The best source of information about crucifixions comes from the four Gospels. But another valuable source of information about the practice of crucifixion is ancient Greek and Roman literature. The Greeks and Romans did not write about crucifixion a lot but, they wrote about it often enough to give important information about this method of execution.
The Romans didn’t invent crucifixion as a method of execution, though many believe they perfected it. The Persians were the first to use crucifixion. Ancient writings tell about King Darius having 3000 Babylonians crucified in about 519 B.C. Two centuries later, Alexander the Great also used crucifixion when he conquered different countries. Curtius Rufus said in History of Alexander that Alexander had 2000 citizens of the city of Tyre crucified after he conquered it. Execution by crucifixion became common under the rule of Alexander the Great (356-323 B.C.). The Romans conquered the Greeks and that is where they probably learned about crucifixion. Crucifixion was also used by many barbarian people, such as Indians, the Assyrians, the Scythians, and the Celts. It was also later used by the Germans and the Britains.
The Roman form of crucifixion was not used in the Old Testament by the Jewish people. In fact, it’s contrary to Jewish laws that require a person hung on a tree to be buried the same day. Romans, however, had no respect for such laws when it came to matters of the state. Jewish victims of crucifixion were hung for as long as anyone else. Shame was as much a part of the point as death. Jews saw crucifixion as one of the most horrible, cursed forms of death (Deuteronomy 21:23). The only exception I found reported was by the historian, Josephus when the Jewish high priest Alexander Jannaeus (103-76 B.C.) ordered the crucifixion of 800 enemy Pharisees.
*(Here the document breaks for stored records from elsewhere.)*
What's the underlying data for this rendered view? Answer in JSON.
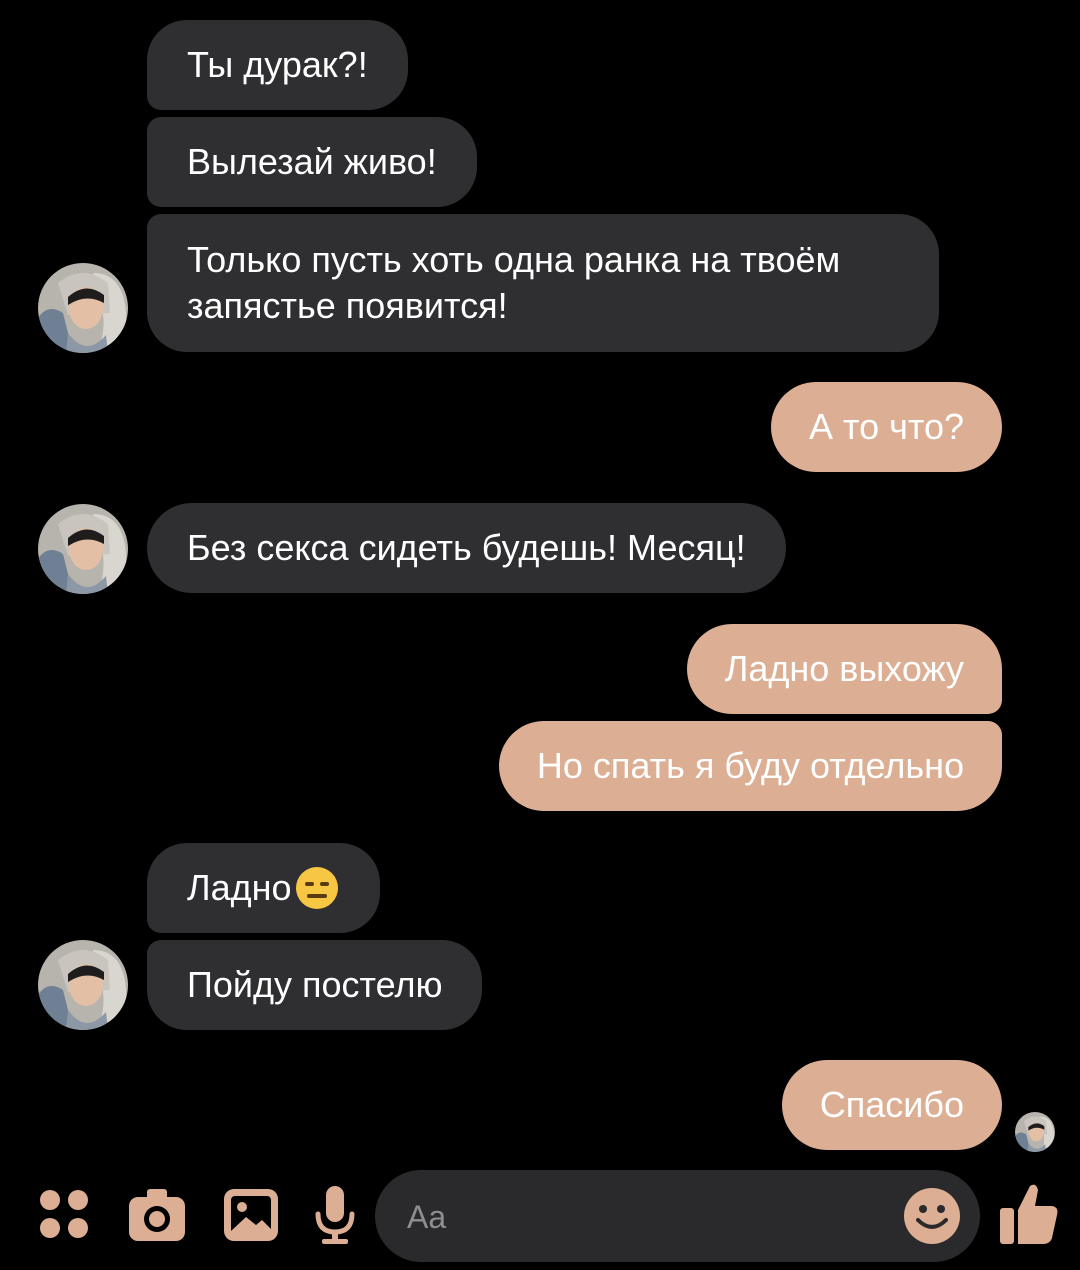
{
  "messages": [
    {
      "side": "incoming",
      "text": "Ты дурак?!"
    },
    {
      "side": "incoming",
      "text": "Вылезай живо!"
    },
    {
      "side": "incoming",
      "text": "Только пусть хоть одна ранка на твоём запястье появится!"
    },
    {
      "side": "outgoing",
      "text": "А то что?"
    },
    {
      "side": "incoming",
      "text": "Без секса сидеть будешь! Месяц!"
    },
    {
      "side": "outgoing",
      "text": "Ладно выхожу"
    },
    {
      "side": "outgoing",
      "text": "Но спать я буду отдельно"
    },
    {
      "side": "incoming",
      "text": "Ладно",
      "emoji": "expressionless-face-emoji"
    },
    {
      "side": "incoming",
      "text": "Пойду постелю"
    },
    {
      "side": "outgoing",
      "text": "Спасибо"
    }
  ],
  "composer": {
    "placeholder": "Aa"
  },
  "toolbar": {
    "icons": [
      "apps-grid-icon",
      "camera-icon",
      "gallery-icon",
      "microphone-icon",
      "emoji-icon",
      "thumbs-up-icon"
    ]
  },
  "colors": {
    "background": "#000000",
    "incoming_bubble": "#2f2e31",
    "outgoing_bubble": "#dcae93",
    "accent": "#dcae93",
    "composer_bg": "#2a292c"
  }
}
In New Testament Bible times, the Romans used this tortuous method of execution as a means of exerting authority and control over the people. Roman authorities used mass crucifixions in order to subdue rebellious populations, especially in the difficult province of Judaea. Though Roman law usually spared Roman citizens from being crucified, they used crucifixion for rebellious foreigners, military enemies, violent criminals, robbers, and slaves. Sadly, slaves were so routinely crucified that crucifixion become known as the "slaves' punishment." When the slave rebellion of Spartacus was crushed, the Roman general Crassus had six thousand of the slave prisoners crucified along a stretch of the Appian Way, the main road leading into Rome. As for crucifying rebellious foreigners, Josephus tells about when the Romans were besieging Jerusalem in 70 A.D., the Roman general Titus, crucified five hundred or more Jews a day. So many Jews were crucified outside of the walls that "there was not enough room for the crosses and not enough crosses for the bodies" (Wars of the Jews 5:11.1).
Josephus wrote about Titus’ treatment of the Jews: